Follow us on @wednesdaysdomaine

🏞️ #31 - Left Bank vs Right Bank & A Culinary Queen 👑


 Turns out you lot love peanut butter and jam sandwiches. The number of messages that I received a) in furious defence of this unholy combination and b) correcting me on the fact that it should be jam, not jelly, my learned friends, was quite startling.

When I sought to understand the phenomenon further, I was hit with a barrage of single word responses, one after the next. Sweet, salty, sticky, nutty, fruity, the texture, the topping, the tradition. The tradition?! That was when I knew I was barking up the wrong tree and it was time to review the very definition of the word…

🍇 Uncorking Wine 🍇

When it comes to tradition, winemaking in Bordeaux leads the pack in the food and drink world. With tradition often comes confusion and opacity, so today we’re lifting the lid on wines you’ll often hear referred to as “Bordeaux” and first referred to back in #12.

As you might expect, these wines come from the region in South West France whose name they bear. The second thing that’s useful to understand is that these wines are very often a blend of two different grapes - Merlot and Cabernet Sauvignon. As for why this is, it’s largely down to the varying geography of the region and winemakers’ historic choices not to put all their eggs in one basket.

Bordeaux vineyards in your mind's eye

Bordeaux vineyards in your mind's eye

Bordeaux as a region is essentially divided by an estuary (Gironde) and two rivers (Dordogne and Garonne), but for the sake of argument, let’s focus on the estuary as it’s a monster. It runs right through the middle and leaves us with two separate and distinct areas - the Left Bank and the Right Bank. The former is flat and populated by stony soils that both drain water from and warm up the temperamental Cabernet Sauvignon vines, whereas the latter is made of clay and accommodates the far more relaxed, easygoing Merlot that is better able to grow in a variety of conditions.

Ever heard the names or seen labels carrying Médoc, Margaux or Graves? They’re Left Bank and in good years, likely to have more Cabernet Sauvignon. Similarly, ever come across Saint-Emilion or Pomerol? They’re situated on the Right Bank and almost certainly have more Merlot.

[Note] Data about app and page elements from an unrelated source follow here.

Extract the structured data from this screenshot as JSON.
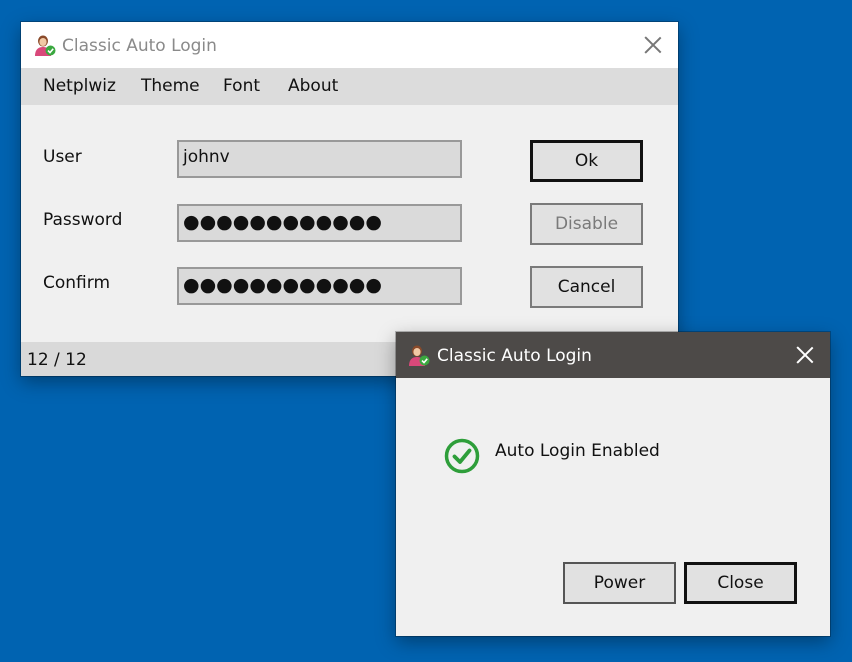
{
  "main_window": {
    "title": "Classic Auto Login",
    "menu": [
      "Netplwiz",
      "Theme",
      "Font",
      "About"
    ],
    "labels": {
      "user": "User",
      "password": "Password",
      "confirm": "Confirm"
    },
    "values": {
      "user": "johnv",
      "password": "●●●●●●●●●●●●",
      "confirm": "●●●●●●●●●●●●"
    },
    "buttons": {
      "ok": "Ok",
      "disable": "Disable",
      "cancel": "Cancel"
    },
    "status": "12 / 12"
  },
  "dialog": {
    "title": "Classic Auto Login",
    "message": "Auto Login Enabled",
    "buttons": {
      "power": "Power",
      "close": "Close"
    }
  },
  "icons": {
    "app": "user-check-icon",
    "close": "close-icon",
    "success": "checkmark-circle-icon"
  },
  "colors": {
    "desktop": "#0063b1",
    "dialog_titlebar": "#4d4a48",
    "success_green": "#2e9e3a"
  }
}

With the ever-confusing world of French wine labels hopefully that much clearer now, it’s time for something a little lighter ahead of our next course.

🥭 Palate Cleansers 🥭

  • Vogue threatened to sue a 200 year old Cornish pub of the same name, and then said sorry.

  • Sick of counterfeit Parmigiano Reggiano? You’re not alone.

  • Shining a light on 21 of London’s best outdoor restaurants.

🍳 Characters Behind The Stove 🍳

When someone’s book is entitled You’re All Invited, you know they’re the kind of character that epitomises everything that is good about Table Talk. Enter stage right, Margot Henderson - founder of Rochelle Canteen, serious catering outfit Arnold & Henderson and someone “with a CV that pretty much tells the story of all that was hip and delicious in 90s London.”

It's a family affair

It's a family affair

For those not familiar with Henderson, we first came across her back in #14 when talking about the infamous Sunday lunches at London’s first ever gastropub, The Eagle. It was at this time, whilst working there as a chef, that she first met her now husband, St. John co-creator, Fergus Henderson, and the tale of one of London’s most storied food couples begins. And if that’s where it begins, who knows where it will end with all three of the couple’s children now forging their own paths in various London restaurants.

Described as “warm, funny, clever, enthusiastic and slightly eccentric… But also…highly competitive and quite tough,” we’ll take our hat off to anyone who can plonk a restaurant with no licence outside a former Shoreditch school and turn it into one of the capital’s most understated, but delightfully charming and delicious spots. Long may Margot Henderson’s reign continue.

🍷 What News From Wednesday’s Domaine? 🍷

It’s been all hands on deck working towards our official launch, pencilled in for 6 July. What exactly does that mean? Whilst we’re still debating the merits of a ribbon-cutting ceremony, expect to find our website live, our wines freely available and stocked at some of our favourite restaurants and bottle shop partners, more details on which to follow.

Thanks for reading,


PS. Don’t want to wait a week for our next edition? Check us out on Instagram (@wednesdaysdomaine).

More where that came from...

  • In another of our blog posts - where does alcohol free wine fit into my life? - we put forward the notion that the alcohol free wines should be treated...

  • There are those who will tell you that you should never try alcohol free wine, and that’s absolutely fine. Everyone is entitled to their opinion and like any good conversation,...

  • People consume alcohol free wine for a number of different reasons and on a number of different occasions. Here’s our list of the seven most common reasons we hear: I’ve...